In The Australian Financial Review I reveal that I am not a compulsive bank basher, lavishing all the big bank bosses with tremendous praise while also arguing that small banks are also too-big-to-fail, invoking former RBA governor Ian Macfarlane to back my case. Certainly S&P's claim that the government would bail-out the Millionaire's Factor, Macquarie, before Bendigo & Adelaide, which has a much bigger domestic deposit base, is just sheer baloney. (S&P uses this logic to upgrade Macquarie's credit rating several notches on the presumption it is too-big-to-fail, but imputes no such support to Bendigo, BoQ, Suncorp etc). Click on that link to read the column for free via Twitter or AFR subs can read here. Excerpt below:

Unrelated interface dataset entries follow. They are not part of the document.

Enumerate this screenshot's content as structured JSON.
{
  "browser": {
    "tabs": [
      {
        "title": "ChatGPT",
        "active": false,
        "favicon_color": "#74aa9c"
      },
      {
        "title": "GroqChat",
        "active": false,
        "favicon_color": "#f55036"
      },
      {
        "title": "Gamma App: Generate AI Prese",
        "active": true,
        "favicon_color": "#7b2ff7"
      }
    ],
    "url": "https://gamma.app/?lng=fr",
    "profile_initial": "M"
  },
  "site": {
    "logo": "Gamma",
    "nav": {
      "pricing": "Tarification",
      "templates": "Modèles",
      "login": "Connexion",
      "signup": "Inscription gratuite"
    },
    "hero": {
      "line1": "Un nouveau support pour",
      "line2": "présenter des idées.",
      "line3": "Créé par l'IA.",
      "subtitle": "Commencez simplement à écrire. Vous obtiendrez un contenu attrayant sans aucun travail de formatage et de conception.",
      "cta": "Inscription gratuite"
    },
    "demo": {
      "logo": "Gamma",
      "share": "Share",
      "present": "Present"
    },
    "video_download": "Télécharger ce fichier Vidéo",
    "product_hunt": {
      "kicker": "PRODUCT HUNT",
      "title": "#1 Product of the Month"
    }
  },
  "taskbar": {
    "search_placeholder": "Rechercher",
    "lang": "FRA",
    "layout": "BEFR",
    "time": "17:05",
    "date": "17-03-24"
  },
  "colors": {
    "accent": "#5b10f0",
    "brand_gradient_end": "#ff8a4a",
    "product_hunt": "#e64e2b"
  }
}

"The one thing the big banks are not is systematically stupid or misanthropic. CBA's Ian Narev is a truly outstanding chief executive and very generous private philanthropist, supported by what is probably the best retail banking team in the world. Westpac's Brian Hartzer is no less capable and years ago personally mentored me through a career transition when he had no good reason to do so. ANZ's Shayne Elliot has thus far displayed tremendous judgement—arguably superior to his peers—under the guidance of Gonski. And Macquarie's Nicholas Moore is the finest financier this country has ever known. (I have yet to meet NAB's Kiwi import.) Setting aside the hyperbole whipped up by gullible hedge fund shorts, the major banks are materially less risky concerns than they were only a few years ago. Under the terrific leadership of Wayne Byres, the Australian Prudential Regulation Authority has been relentless in repeatedly forcing them to boost the austerity of their lending standards. APRA has also been unwavering in its mission to deleverage the big banks' highly geared balance-sheets. The final chapter in this journey should be unveiled when APRA releases its long overdue report defining what robust capital ratios are required to meet the government's objective of bequeathing us "unquestionably strong" banks. Morgan Stanley's Richard Wiles says that even if this hikes the minimum common equity tier one capital ratio to 11 per cent, which would be wise, the "pro forma capital deficit would be $26 billion". Some non-core asset sales and a few years of organic capital generation will do the trick. Which brings me to Standard & Poor's decision this week to elevate Australia's Banking Industry Country Risk Assessment (BICRA) score, which automatically downgraded the credit ratings of all non-major banks while increasing the four majors' too-big-to-fail subsidy from two notches to three. Blame for this downgrade can be sheeted home to the RBA's August and May rate cuts, in the absence of which house price growth would not have reaccelerated, compelling S&P to sound the alarm. On May 11 I warned officials that "there is a growing concern amongst non-major banks, which I 100 per cent share, that S&P is trigger-happy on the BICRA score and could increase it in the next few months". I added that "all the signals from S&P have been negative on this subject, and they seem to want to make a decision after the next house price index release in June". CBA's credit strategist commented that "the move by S&P has surprised us, particularly the timing rather than the rationale". "The negative outlook on the BICRA was a two year view in October last year," CBA explained. "We spoke to S&P in March when the last round of ABS house price data (the December 2016 data) came out advised they needed to see a trend emerge before they acted. We took this to mean at least another quarter's data before acting—if at all." After placing Australia's BICRA score on "negative outlook" on October 31, S&P led the market to believe it would be altered only if house price growth remained unsustainably strong over the next 6 to 12 months. By moving pre-emptively this week, S&P ignored the official house price data for 2017, which will not be published until June, and the more timely CoreLogic numbers that indicate prices have been declining since March 31. A final oddity is S&P's suggestion that the wonderfully innovative Macquarie Bank warrants a two notch credit rating upgrade because it is too-big-to-fail while Suncorp, Bendigo & Adelaide and Bank of Queensland are not. This makes no sense at all: the government is more likely to bail-out Bendigo, which has a bigger domestic deposit book than Macquarie, than the millionaire's factory. I will leave you with the wise words of Ian Macfarlane, the former RBA governor: "By designating four banks as being systemically important, it implies that the other banks…are not important. It is therefore not surprising that the public (and the ratings agencies) assume that the important ones will receive more official support in a crisis than the unimportant ones. It is just not credible for a government…to promise not to step in and prevent large scale bank failure in a financial crisis. The public know they will, and no amount of words will dispel this expectation.". Read for free via Twitter here.
Christopher Joye is Co-Chief Investment Officer of Coolabah Capital Investments, which is a leading active credit manager that runs over $2.2 billion in short-term fixed-income strategies. He is also a Contributing Editor with The AFR.
Applause to Christopher for pointing out more stupid pronouncements by a ratings agency. These are the same people who, if they didn't cause the GFC, certainly facilitated it by giving Triple A ratings to junk. Why does anyone take any notice of them?